The importance of physical activity for better cardiovascular and mental health amongst young people was highlighted at this week’s launch of the 2020 Irish Life Health Schools’ Fitness Challenge.
The proven link between childhood fitness and long-term physical and mental health is the key focus of this year’s challenge, with the goal being to educate and equip young people with the skills and knowledge to incorporate exercise into their daily routine, to help improve and maintain both physical and mental health.
Ireland’s largest study of mental health for those aged between 12–18 years, revealed that rates of severe/very severe anxiety among adolescents have doubled to 22% in 2019, up from 11% in 2012.
The major recent study of 19,000 young people – ‘My World Survey 2’ – found those who participated in sports experienced better mental health than those who did not.
Young people who played sport were less likely to experience severe/very severe anxiety (19%) compared those who do not play sport (32%). The same pattern is seen for severe depression.
Speaking at the launch, Professor Barbara Dooley, UCD School of Psychology, and Principal Investigator of the Survey said, “We are in the midst of a mental health crisis which is having a massive impact on our young people. Whilst undertaking this research we found that the mental health of secondary school students can rapidly deteriorate in the years from first to sixth year.
“Depression and anxiety are two of the major problems affecting students in Ireland today. Amongst other things, the statistics point to a link between being physically active, through sport for example, and lower levels of anxiety and depression.
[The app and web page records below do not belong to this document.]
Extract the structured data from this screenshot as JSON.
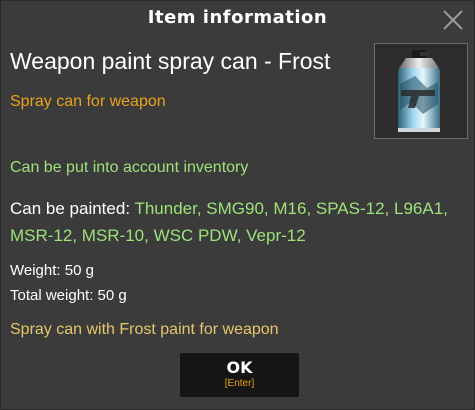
{
  "dialog": {
    "title": "Item information",
    "close_icon": "close-icon"
  },
  "item": {
    "name": "Weapon paint spray can - Frost",
    "subtitle": "Spray can for weapon",
    "icon": "spray-can-icon",
    "inventory_note": "Can be put into account inventory",
    "paintable_label": "Can be painted: ",
    "paintable_list": "Thunder, SMG90, M16, SPAS-12, L96A1, MSR-12, MSR-10, WSC PDW, Vepr-12",
    "weight_label": "Weight: ",
    "weight_value": "50 g",
    "total_weight_label": "Total weight: ",
    "total_weight_value": "50 g",
    "description": "Spray can with Frost paint for weapon"
  },
  "ok_button": {
    "label": "OK",
    "hint": "[Enter]"
  },
  "colors": {
    "subtitle": "#e8a418",
    "green_text": "#9ee27a",
    "description": "#e6c66a",
    "background": "#3b3b3b"
  }
}
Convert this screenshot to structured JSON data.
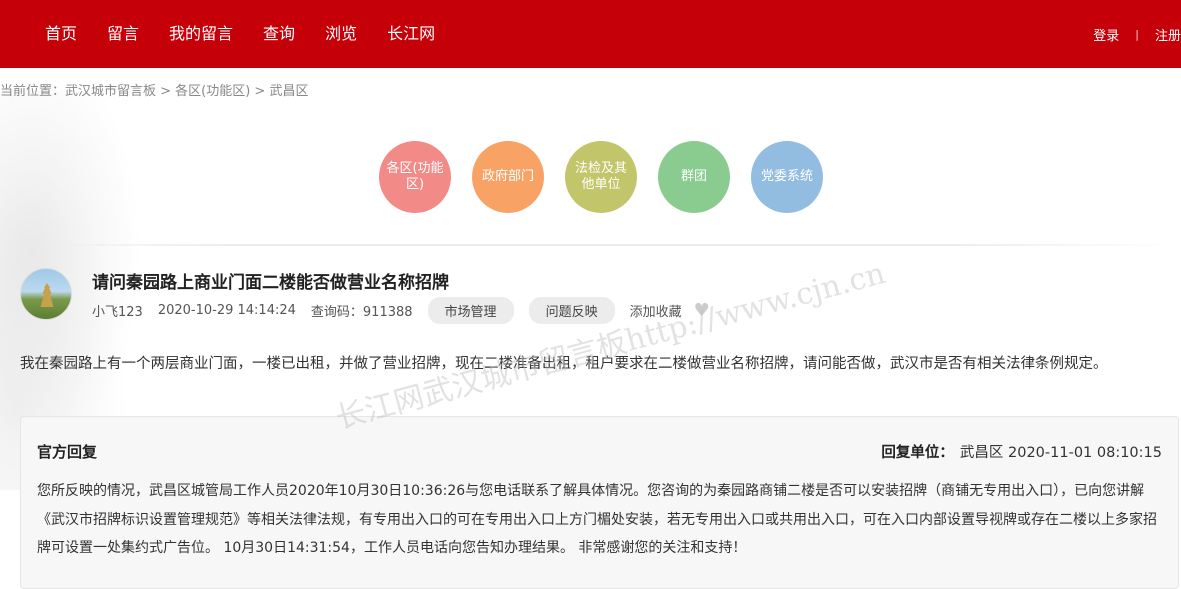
{
  "nav": {
    "items": [
      "首页",
      "留言",
      "我的留言",
      "查询",
      "浏览",
      "长江网"
    ],
    "login": "登录",
    "separator": "|",
    "register": "注册"
  },
  "breadcrumb": "当前位置：武汉城市留言板 > 各区(功能区) > 武昌区",
  "categories": [
    "各区(功能区)",
    "政府部门",
    "法检及其他单位",
    "群团",
    "党委系统"
  ],
  "question": {
    "title": "请问秦园路上商业门面二楼能否做营业名称招牌",
    "user": "小飞123",
    "time": "2020-10-29 14:14:24",
    "query_code": "查询码：911388",
    "tag1": "市场管理",
    "tag2": "问题反映",
    "favorite": "添加收藏",
    "content": "我在秦园路上有一个两层商业门面，一楼已出租，并做了营业招牌，现在二楼准备出租，租户要求在二楼做营业名称招牌，请问能否做，武汉市是否有相关法律条例规定。"
  },
  "watermark": "长江网武汉城市留言板http://www.cjn.cn",
  "reply": {
    "heading": "官方回复",
    "unit_label": "回复单位：",
    "unit_value": "武昌区 2020-11-01 08:10:15",
    "content": "您所反映的情况，武昌区城管局工作人员2020年10月30日10:36:26与您电话联系了解具体情况。您咨询的为秦园路商铺二楼是否可以安装招牌（商铺无专用出入口），已向您讲解《武汉市招牌标识设置管理规范》等相关法律法规，有专用出入口的可在专用出入口上方门楣处安装，若无专用出入口或共用出入口，可在入口内部设置导视牌或存在二楼以上多家招牌可设置一处集约式广告位。 10月30日14:31:54，工作人员电话向您告知办理结果。 非常感谢您的关注和支持！"
  },
  "colors": {
    "topbar": "#c60008",
    "circle1": "#f28b88",
    "circle2": "#f9a266",
    "circle3": "#c3c56b",
    "circle4": "#8acb8f",
    "circle5": "#92bde0"
  }
}
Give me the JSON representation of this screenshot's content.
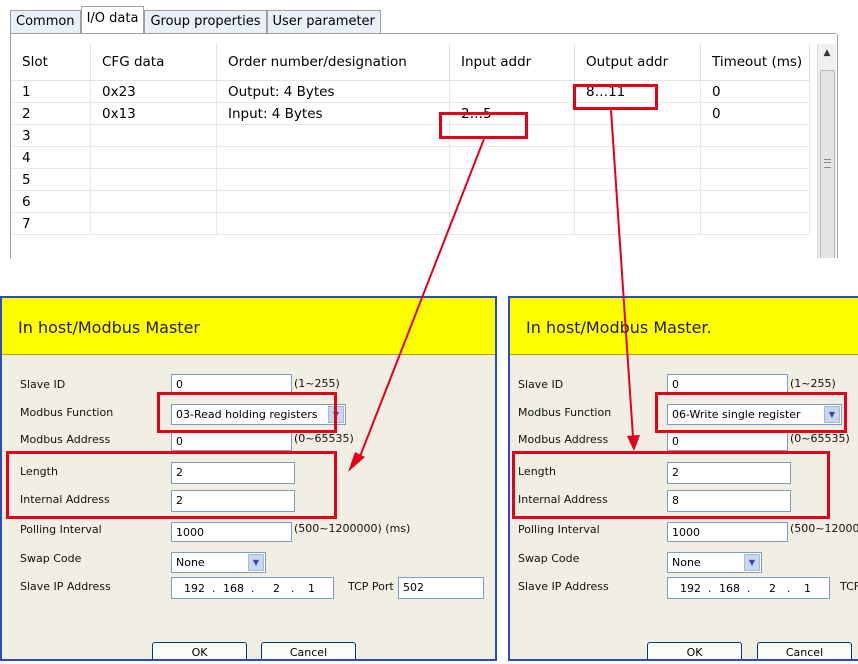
{
  "tabs": [
    "Common",
    "I/O data",
    "Group properties",
    "User parameter"
  ],
  "columns": [
    "Slot",
    "CFG data",
    "Order number/designation",
    "Input addr",
    "Output addr",
    "Timeout (ms)"
  ],
  "rows": [
    [
      "1",
      "0x23",
      "Output: 4 Bytes",
      "",
      "8…11",
      "0"
    ],
    [
      "2",
      "0x13",
      "Input: 4 Bytes",
      "2…5",
      "",
      "0"
    ],
    [
      "3",
      "",
      "",
      "",
      "",
      ""
    ],
    [
      "4",
      "",
      "",
      "",
      "",
      ""
    ],
    [
      "5",
      "",
      "",
      "",
      "",
      ""
    ],
    [
      "6",
      "",
      "",
      "",
      "",
      ""
    ],
    [
      "7",
      "",
      "",
      "",
      "",
      ""
    ]
  ],
  "dialogs": {
    "left": {
      "banner": "In host/Modbus Master",
      "labels": {
        "slave_id": "Slave ID",
        "modbus_function": "Modbus Function",
        "modbus_address": "Modbus Address",
        "length": "Length",
        "internal_address": "Internal Address",
        "polling_interval": "Polling Interval",
        "swap_code": "Swap Code",
        "slave_ip": "Slave IP Address",
        "tcp_port": "TCP Port"
      },
      "slave_id": "0",
      "slave_id_range": "(1~255)",
      "modbus_function": "03-Read holding registers",
      "modbus_address": "0",
      "modbus_address_range": "(0~65535)",
      "length": "2",
      "internal_address": "2",
      "polling_interval": "1000",
      "polling_range": "(500~1200000) (ms)",
      "swap_code": "None",
      "ip": [
        "192",
        "168",
        "2",
        "1"
      ],
      "tcp_port": "502",
      "ok": "OK",
      "cancel": "Cancel"
    },
    "right": {
      "banner": "In host/Modbus Master.",
      "labels": {
        "slave_id": "Slave ID",
        "modbus_function": "Modbus Function",
        "modbus_address": "Modbus Address",
        "length": "Length",
        "internal_address": "Internal Address",
        "polling_interval": "Polling Interval",
        "swap_code": "Swap Code",
        "slave_ip": "Slave IP Address",
        "tcp_port": "TCF"
      },
      "slave_id": "0",
      "slave_id_range": "(1~255)",
      "modbus_function": "06-Write single register",
      "modbus_address": "0",
      "modbus_address_range": "(0~65535)",
      "length": "2",
      "internal_address": "8",
      "polling_interval": "1000",
      "polling_range": "(500~12000",
      "swap_code": "None",
      "ip": [
        "192",
        "168",
        "2",
        "1"
      ],
      "ok": "OK",
      "cancel": "Cancel"
    }
  },
  "colors": {
    "highlight": "#e2001a",
    "banner": "#ffff00",
    "dialog_border": "#2a4cc4",
    "dialog_bg": "#f1efe4"
  }
}
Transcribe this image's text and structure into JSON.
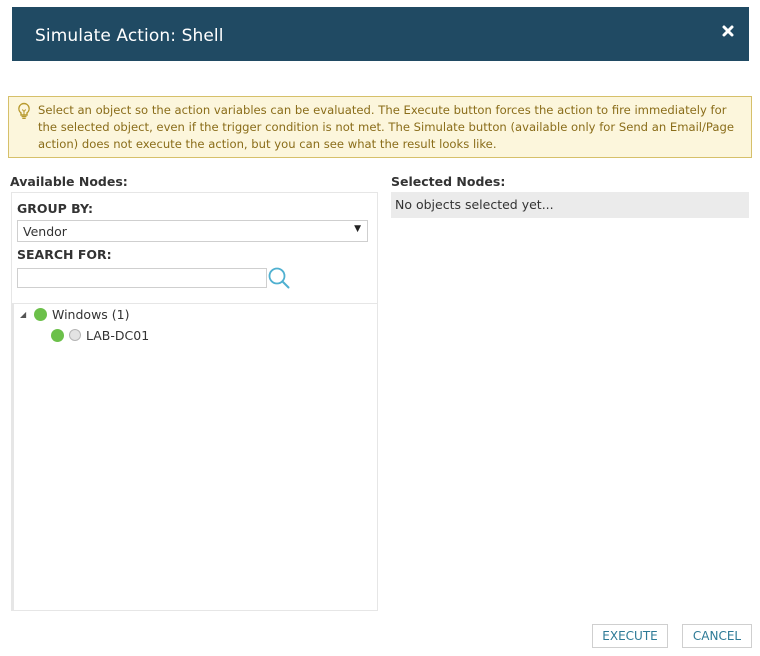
{
  "dialog": {
    "title": "Simulate Action: Shell",
    "close_icon": "close-icon"
  },
  "hint": {
    "icon": "lightbulb-icon",
    "text": "Select an object so the action variables can be evaluated. The Execute button forces the action to fire immediately for the selected object, even if the trigger condition is not met. The Simulate button (available only for Send an Email/Page action) does not execute the action, but you can see what the result looks like."
  },
  "available": {
    "label": "Available Nodes:",
    "group_by_label": "GROUP BY:",
    "group_by_value": "Vendor",
    "search_label": "SEARCH FOR:",
    "search_value": "",
    "search_placeholder": "",
    "tree": [
      {
        "label": "Windows (1)",
        "status": "up",
        "expanded": true,
        "children": [
          {
            "label": "LAB-DC01",
            "status": "up",
            "selected": false
          }
        ]
      }
    ]
  },
  "selected": {
    "label": "Selected Nodes:",
    "empty_text": "No objects selected yet..."
  },
  "buttons": {
    "execute": "EXECUTE",
    "cancel": "CANCEL"
  },
  "colors": {
    "titlebar": "#204a63",
    "status_up": "#6cc04a",
    "hint_bg": "#fcf6dc",
    "hint_text": "#8a6d1a",
    "button_text": "#2d7a96"
  }
}
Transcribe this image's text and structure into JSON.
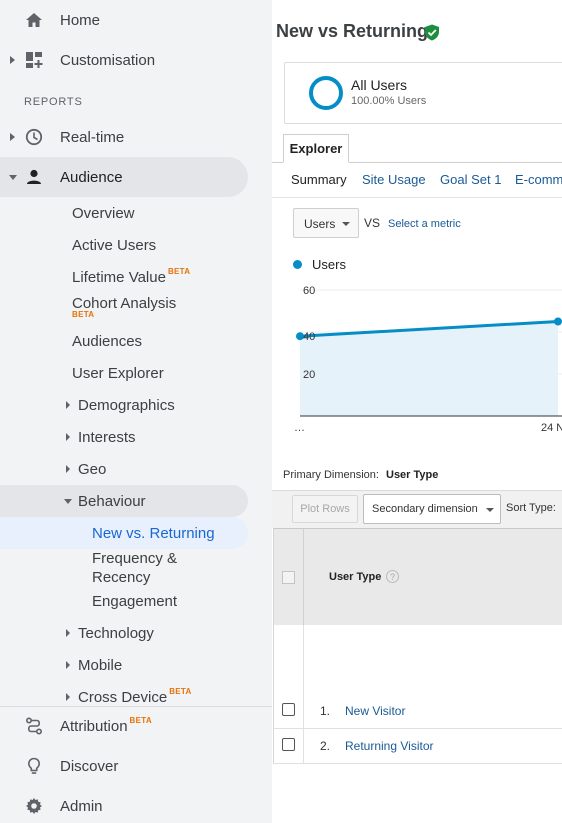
{
  "sidebar": {
    "home": "Home",
    "customisation": "Customisation",
    "reports_header": "REPORTS",
    "realtime": "Real-time",
    "audience": "Audience",
    "audience_items": {
      "overview": "Overview",
      "active_users": "Active Users",
      "lifetime_value": "Lifetime Value",
      "cohort_analysis": "Cohort Analysis",
      "audiences": "Audiences",
      "user_explorer": "User Explorer",
      "demographics": "Demographics",
      "interests": "Interests",
      "geo": "Geo",
      "behaviour": "Behaviour",
      "technology": "Technology",
      "mobile": "Mobile",
      "cross_device": "Cross Device"
    },
    "behaviour_items": {
      "new_vs_returning": "New vs. Returning",
      "frequency_line1": "Frequency &",
      "frequency_line2": "Recency",
      "engagement": "Engagement"
    },
    "attribution": "Attribution",
    "discover": "Discover",
    "admin": "Admin",
    "beta_label": "BETA"
  },
  "main": {
    "title": "New vs Returning",
    "segment": {
      "name": "All Users",
      "percent": "100.00% Users"
    },
    "tab": "Explorer",
    "subtabs": [
      "Summary",
      "Site Usage",
      "Goal Set 1",
      "E-comm"
    ],
    "metric_select": "Users",
    "vs": "VS",
    "select_metric": "Select a metric",
    "legend": "Users",
    "primary_dimension_label": "Primary Dimension:",
    "primary_dimension_value": "User Type",
    "plot_rows": "Plot Rows",
    "secondary_dimension": "Secondary dimension",
    "sort_type": "Sort Type:",
    "table": {
      "header": "User Type",
      "help": "?",
      "rows": [
        {
          "num": "1.",
          "label": "New Visitor"
        },
        {
          "num": "2.",
          "label": "Returning Visitor"
        }
      ]
    }
  },
  "chart_data": {
    "type": "area",
    "x_labels": [
      "…",
      "24 N"
    ],
    "series": [
      {
        "name": "Users",
        "values": [
          38,
          45
        ]
      }
    ],
    "value_labels": [
      "40"
    ],
    "y_ticks": [
      20,
      40,
      60
    ],
    "ylim": [
      0,
      60
    ],
    "color": "#058dc7",
    "fill": "#e6f2f9"
  },
  "colors": {
    "sidebar_bg": "#f1f3f4",
    "active_bg": "#e8f0fe",
    "active_text": "#1967d2",
    "link": "#1a5a96",
    "accent": "#058dc7",
    "beta": "#e8710a",
    "verified": "#1e8e3e"
  }
}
This positive link between the benefits of physical activity on mental health is what we are highlighting in this year’s challenge.”
The Irish Life Health Schools’ Fitness Challenge focuses on preventive and proactive health – to find out more, visit www.irishlifehealth.ie/fitnesschallenge